One of my few criticisms of the book has to do with the reveal of Britten's partner, a fanciful and, perhaps, unnecessary, addition to a book already packed with a number of interesting ideas. Again, I refuse to spoil the reveal.
From a craft standpoint, Berry makes a good mix of her watercolor work to portray a wet, sodden London and gives us an interesting mix of cartoony stylized characters with realistic backgrounds. In some ways its a mix that, while not seeming to, owes a bit to the manga approach of giving us a solid, real world for the characters to inhabit. The approach works, and Berry's art skills only fail her a bit on an early scene when Britten goes to a dead man's apartment to search for clues, and finds that he's not the only one there. Sadly, there is less menace that there should be in the scene. The writing is solid however, and the scene ads that much more to our protagonist's character.
I'm not sure if the book is available here in the states. published by Jonathan Cape, a division of Random House. Worth looking up.
A few words about the London Forbidden Planet: I've heard about this store for a good 20 years now, and I have to admit that it did not disappoint. I never realized that the New York version that I remember walking into back in '92 was trying to replicate the two story set up that the London version has.

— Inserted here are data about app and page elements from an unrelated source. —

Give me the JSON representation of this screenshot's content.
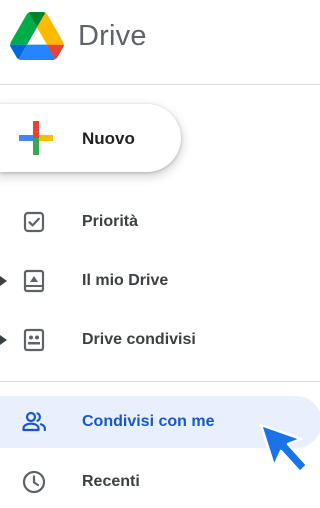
{
  "app": {
    "title": "Drive"
  },
  "new_button": {
    "label": "Nuovo"
  },
  "nav": [
    {
      "label": "Priorità",
      "icon": "priority-checkbox-icon"
    },
    {
      "label": "Il mio Drive",
      "icon": "my-drive-icon",
      "expandable": true
    },
    {
      "label": "Drive condivisi",
      "icon": "shared-drives-icon",
      "expandable": true
    },
    {
      "label": "Condivisi con me",
      "icon": "people-icon",
      "active": true
    },
    {
      "label": "Recenti",
      "icon": "clock-icon"
    }
  ],
  "colors": {
    "accent": "#1a56c8",
    "active_bg": "#e8f0fe",
    "icon_gray": "#5f6368",
    "divider": "#dadce0",
    "cursor": "#1a73e8"
  }
}
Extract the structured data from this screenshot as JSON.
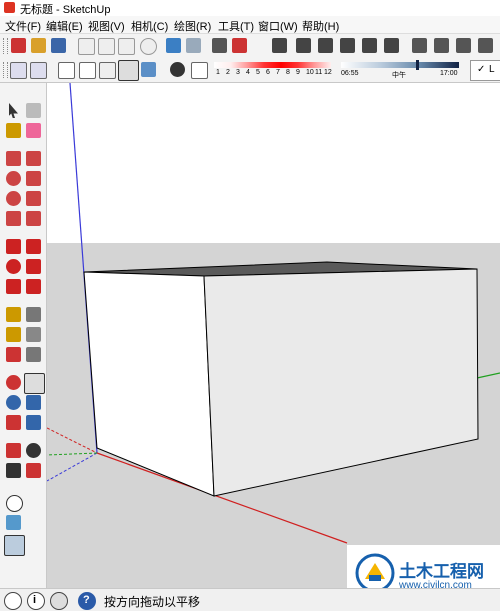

The upstairs of London is a bit of a monument to comics as pop culture more than comics themselves, and it has, for instance, a better collection of Doctor Who merchandise than the official Doctor Who exhibit does over at Earl's Court (more on which later).
Downstairs was a collection of graphic novels and comics that just about threw me into a coma. Floor to ceiling in most cases, a reasonable thing in a room with a ceiling that low, there was simply more that you could possibly search through, and thankfully they do a good job of organizing it or you would be completely lost. they deserved a few more of my pounds than I gave them, but considering how packed they were, i hope that are there for another 20 years.
Coming up: into the Tardis at Earl's Court